Twenty-six Israelis have contracted the measles virus over the past four months, with nine soldiers diagnosed just last week, raising concerns of an outbreak.
For the sake of comparison, only eight cases of measles were recorded in 2016, according to the Health Ministry.
One of the soldiers is believed to have contracted the virus while visiting relatives in Ukraine. Upon his return to Israel, he went to a civilian clinic, where he exposed eight other soldiers who were waiting for the doctor to the virus.
The soldiers don't know each other and do not serve in the same unit. All of them are currently only displaying minor symptoms.
The IDF said the soldiers are under medical supervision, while those who came in contact with them received preventative treatment.
"The IDF, together with the Health Ministry, investigated the cases and identified the source of the infection. It is important to emphasize the source of the infection is not in the clinic itself, but rather proximity to the patient," the IDF said in a statement.
While officials in the Health Ministry said Saturday it was too early to declare this as an outbreak, epidemiologists from different hospitals across Israel believe this to nevertheless be a significant number of cases.
Last June, the Health and Foreign ministries recommended that those traveling to Europe get vaccinated against the measles virus in light of an increase in reported cases on the continent. According to recent reports, some 6,000 cases of the measles were reported in the last year, mostly in Romania, Italy, France, Germany, Poland, Belgium and Ukraine.
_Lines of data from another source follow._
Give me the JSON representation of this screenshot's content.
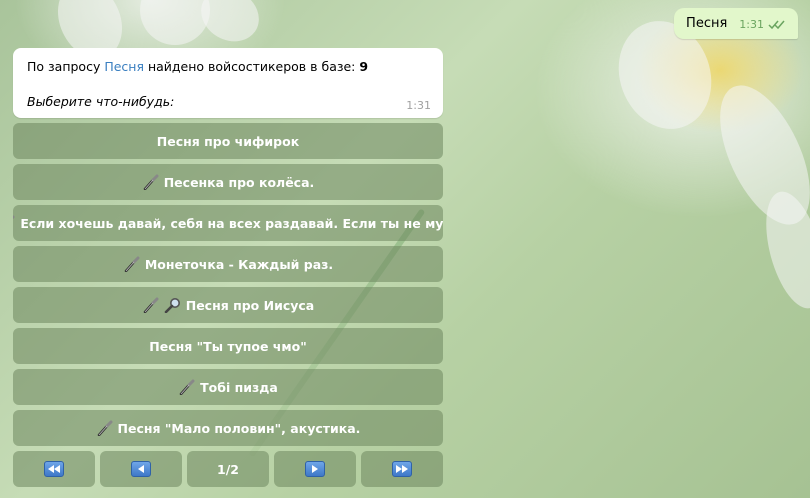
{
  "outgoing": {
    "text": "Песня",
    "time": "1:31"
  },
  "incoming": {
    "prefix": "По запросу ",
    "query": "Песня",
    "middle": " найдено войсостикеров в базе: ",
    "count": "9",
    "prompt": "Выберите что-нибудь:",
    "time": "1:31"
  },
  "keyboard": {
    "buttons": [
      {
        "label": "Песня про чифирок",
        "icons": []
      },
      {
        "label": "Песенка про колёса.",
        "icons": [
          "microphone-icon"
        ]
      },
      {
        "label": "Если хочешь давай, себя на всех раздавай. Если ты не му...",
        "icons": [
          "microphone-icon"
        ]
      },
      {
        "label": "Монеточка - Каждый раз.",
        "icons": [
          "microphone-icon"
        ]
      },
      {
        "label": "Песня про Иисуса",
        "icons": [
          "microphone-icon",
          "magnifier-icon"
        ]
      },
      {
        "label": "Песня \"Ты тупое чмо\"",
        "icons": []
      },
      {
        "label": "Тобі пизда",
        "icons": [
          "microphone-icon"
        ]
      },
      {
        "label": "Песня \"Мало половин\", акустика.",
        "icons": [
          "microphone-icon"
        ]
      }
    ],
    "nav": {
      "first": "⏪",
      "prev": "◀",
      "page": "1/2",
      "next": "▶",
      "last": "⏩"
    }
  },
  "colors": {
    "outgoing_bubble": "#e2f7cb",
    "link": "#3a7fc0",
    "keyboard_button": "#6e875f"
  }
}
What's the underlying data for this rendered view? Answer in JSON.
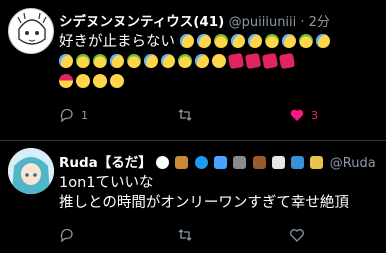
{
  "tweets": [
    {
      "name": "シデヌンヌンティウス(41)",
      "handle": "@puiiiuniii · 2分",
      "text_lines": [
        "好きが止まらない",
        "",
        ""
      ],
      "emoji_rows": [
        [
          "cry",
          "cry",
          "sick",
          "cry",
          "cry",
          "sick",
          "cry",
          "sick",
          "cry"
        ],
        [
          "cry",
          "sick",
          "sick",
          "cry",
          "sick",
          "cry",
          "cry",
          "sick",
          "cry",
          "smile",
          "heart",
          "heart",
          "heart",
          "heart"
        ],
        [
          "santa",
          "smile",
          "smile",
          "smile"
        ]
      ],
      "reply_count": "1",
      "retweet_count": "",
      "like_count": "3"
    },
    {
      "name": "Ruda【るだ】",
      "handle": "@Ruda",
      "text_lines": [
        "1on1ていいな",
        "推しとの時間がオンリーワンすぎて幸せ絶頂"
      ],
      "reply_count": "",
      "retweet_count": "",
      "like_count": ""
    }
  ],
  "colors": {
    "like_accent": "#f91880",
    "muted": "#8b98a5",
    "divider": "#2f3336"
  }
}
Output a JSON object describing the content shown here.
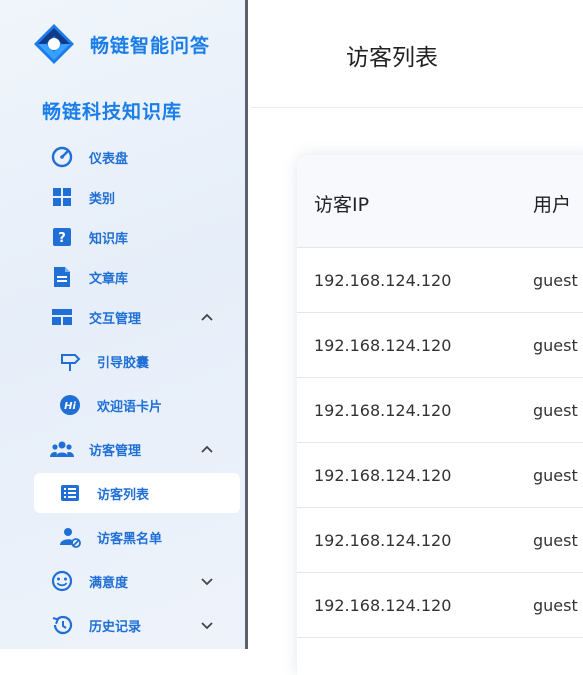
{
  "app": {
    "name": "畅链智能问答"
  },
  "sidebar": {
    "kb_title": "畅链科技知识库",
    "items": [
      {
        "label": "仪表盘",
        "icon": "dashboard-icon"
      },
      {
        "label": "类别",
        "icon": "grid-icon"
      },
      {
        "label": "知识库",
        "icon": "help-icon"
      },
      {
        "label": "文章库",
        "icon": "document-icon"
      },
      {
        "label": "交互管理",
        "icon": "layout-icon",
        "expanded": true
      },
      {
        "label": "引导胶囊",
        "icon": "signpost-icon"
      },
      {
        "label": "欢迎语卡片",
        "icon": "hi-icon",
        "icon_text": "Hi"
      },
      {
        "label": "访客管理",
        "icon": "group-icon",
        "expanded": true
      },
      {
        "label": "访客列表",
        "icon": "list-icon",
        "active": true
      },
      {
        "label": "访客黑名单",
        "icon": "user-block-icon"
      },
      {
        "label": "满意度",
        "icon": "smile-icon",
        "expanded": false
      },
      {
        "label": "历史记录",
        "icon": "history-icon",
        "expanded": false
      }
    ]
  },
  "page": {
    "title": "访客列表"
  },
  "table": {
    "columns": [
      "访客IP",
      "用户"
    ],
    "rows": [
      [
        "192.168.124.120",
        "guest"
      ],
      [
        "192.168.124.120",
        "guest"
      ],
      [
        "192.168.124.120",
        "guest"
      ],
      [
        "192.168.124.120",
        "guest"
      ],
      [
        "192.168.124.120",
        "guest"
      ],
      [
        "192.168.124.120",
        "guest"
      ]
    ]
  },
  "colors": {
    "accent": "#1a7de8",
    "nav_text": "#1f6fd6",
    "logo_dark": "#123a8a"
  }
}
The Health Ministry said the vaccination coverage in Israel is among the highest in Western states, with 97 percent coverage for the first and second doses for measles, mumps, rubella and chickenpox. Ministry officials also stated there were enough measles vaccines in stock to stop any likely outbreak.
The measles is caused by the measles virus. It is transmitted directly from one person to another in close proximity. Measles is highly contagious—a person who hasn't been vaccinated and is exposed to a patient has a 90 percent chance of becoming infected.
Measles can cause serious respiratory and nervous system complications. About a third of patients develop complications such as ear infections, diarrhea and corneal inflammation. Rare complications include pneumonia and encephalitis. The risk of complications is higher in children under five years of age and adults over 20, as well as patients suffering from suppressed immune systems.
In response to the cases, the Health Ministry said, "Due to the long-standing activity by the Health Ministry, Israel is one of the countries in Europe that is on track to eradicate measles. Despite this, even a country in the process of eradicating the measles could have cases imported from abroad, which infect a small circle of people around the patient."